Some of my college profesors are suggesting that the Sahara desert will expand due to the desiccation of the Sahel. The Sahara is a BWH climate tropical desert and the Sahel is a BSH- which is a subtropical steppe climate. So, climatology says that the Sahel is NOT as dry as the Sahara which receives less than 2" of rain annually. I write this because being a Hurricane fanatic and lover of tropical meteorology that I am, if this desiccation continues (erosion, overfarming, over irrigating crops etc) the SAL will dominate for the forseeable future if the Bermuda Azores High holds strong in the Eastern Atlantic like it has been for the last umpteenth years it seems. Someone needs to get a great big garden hose and spray that friggin region down with water!! (LMAO). Really geo-engineering is needed to intervene for us Tropical meteorology Fans at wunderground.com. Thank You for listening to a weather fanatic and I wish you all a Blessed day!!!!!
You could always relocate to the Philippines... :p
JeffMasters has created a new entry.
365. txjac
Quoting 344. WeatherConvoy:

Some of my college profesors are suggesting that the Sahara desert will expand due to the desiccation of the Sahel. The Sahara is a BWH climate tropical desert and the Sahel is a BSH- which is a subtropical steppe climate. So, climatology says that the Sahel is NOT as dry as the Sahara which receives less than 2" of rain annually. I write this because being a Hurricane fanatic and lover of tropical meteorology that I am, if this desiccation continues (erosion, overfarming, over irrigating crops etc) the SAL will dominate for the forseeable future if the Bermuda Azores High holds strong in the Eastern Atlantic like it has been for the last umpteenth years it seems. Someone needs to get a great big garden hose and spray that friggin region down with water!! (LMAO). Really geo-engineering is needed to intervene for us Tropical meteorology Fans at wunderground.com. Thank You for listening to a weather fanatic and I wish you all a Blessed day!!!!!


Hey there WeatherConvoy ..geo-engineering ....I sometimes think that our previous geo-engineering is causing some of our problems. Creating damns, making river run opposite of what they used to are just a couple that come to mind. I do realize that many times we need to make changes ...however Mother Nature is always gonna win
Quoting 354. Bucsboltsfan:



We're in a strong El Niño now. The numbers that everyone keeps posting are meaningless to me. All I'm concerned about now will be the impacts this winter.
I agree. I believe we've been under the influence a developing strong El Nino since early this year.
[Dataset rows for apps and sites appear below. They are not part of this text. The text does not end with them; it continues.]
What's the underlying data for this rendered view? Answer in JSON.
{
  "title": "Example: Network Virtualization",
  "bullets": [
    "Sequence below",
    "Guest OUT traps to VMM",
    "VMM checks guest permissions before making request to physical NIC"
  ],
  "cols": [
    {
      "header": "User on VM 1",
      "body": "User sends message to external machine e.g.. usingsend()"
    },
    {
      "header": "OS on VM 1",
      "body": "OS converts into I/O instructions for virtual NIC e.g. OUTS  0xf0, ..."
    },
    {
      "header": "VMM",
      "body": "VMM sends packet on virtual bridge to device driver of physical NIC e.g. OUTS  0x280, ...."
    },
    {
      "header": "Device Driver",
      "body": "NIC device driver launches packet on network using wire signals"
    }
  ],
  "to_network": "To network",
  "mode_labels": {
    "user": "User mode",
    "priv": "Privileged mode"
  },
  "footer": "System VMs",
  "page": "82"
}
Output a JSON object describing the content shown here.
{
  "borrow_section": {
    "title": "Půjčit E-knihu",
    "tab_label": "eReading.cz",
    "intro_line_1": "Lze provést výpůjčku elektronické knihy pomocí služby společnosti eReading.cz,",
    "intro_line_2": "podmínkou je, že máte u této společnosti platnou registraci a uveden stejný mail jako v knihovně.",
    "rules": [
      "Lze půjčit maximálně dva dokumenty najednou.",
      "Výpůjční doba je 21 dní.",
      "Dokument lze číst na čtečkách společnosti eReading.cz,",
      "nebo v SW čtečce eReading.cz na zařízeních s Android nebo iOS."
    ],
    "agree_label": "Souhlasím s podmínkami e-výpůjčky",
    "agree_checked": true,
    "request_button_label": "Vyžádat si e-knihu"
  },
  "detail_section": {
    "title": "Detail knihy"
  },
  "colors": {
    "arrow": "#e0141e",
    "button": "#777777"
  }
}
It's what contributed to the heavy and persistent snows in New England and the heavy and persistent rainfall from Bill. I don't know what this winter will bring other than the chances for flooding rains in California and the Pacific Northwest are very high. I lived through the 82-83 and 97-98 events, and I did an awful lot of water rescues. For the rest of the country, there will be all kinds of extreme weather. How extreme and where is is still a subject for speculation. I'm just hoping the Southeast gets some decent rain out of this.
Quoting 356. kmanislander:



Amazing that this is even a topic for debate. There are SAL outbreaks every year to a greater or lesser degree regardless of El Nino, La Nina or neutral conditions. Typically, SAL is strongest early in the season and then tails off as we enter the peak months.





A logical and most excellent comment If I may say so,

So, are the Vintages safe Kman?

I worry about those things as we may get down that way before fall.

: )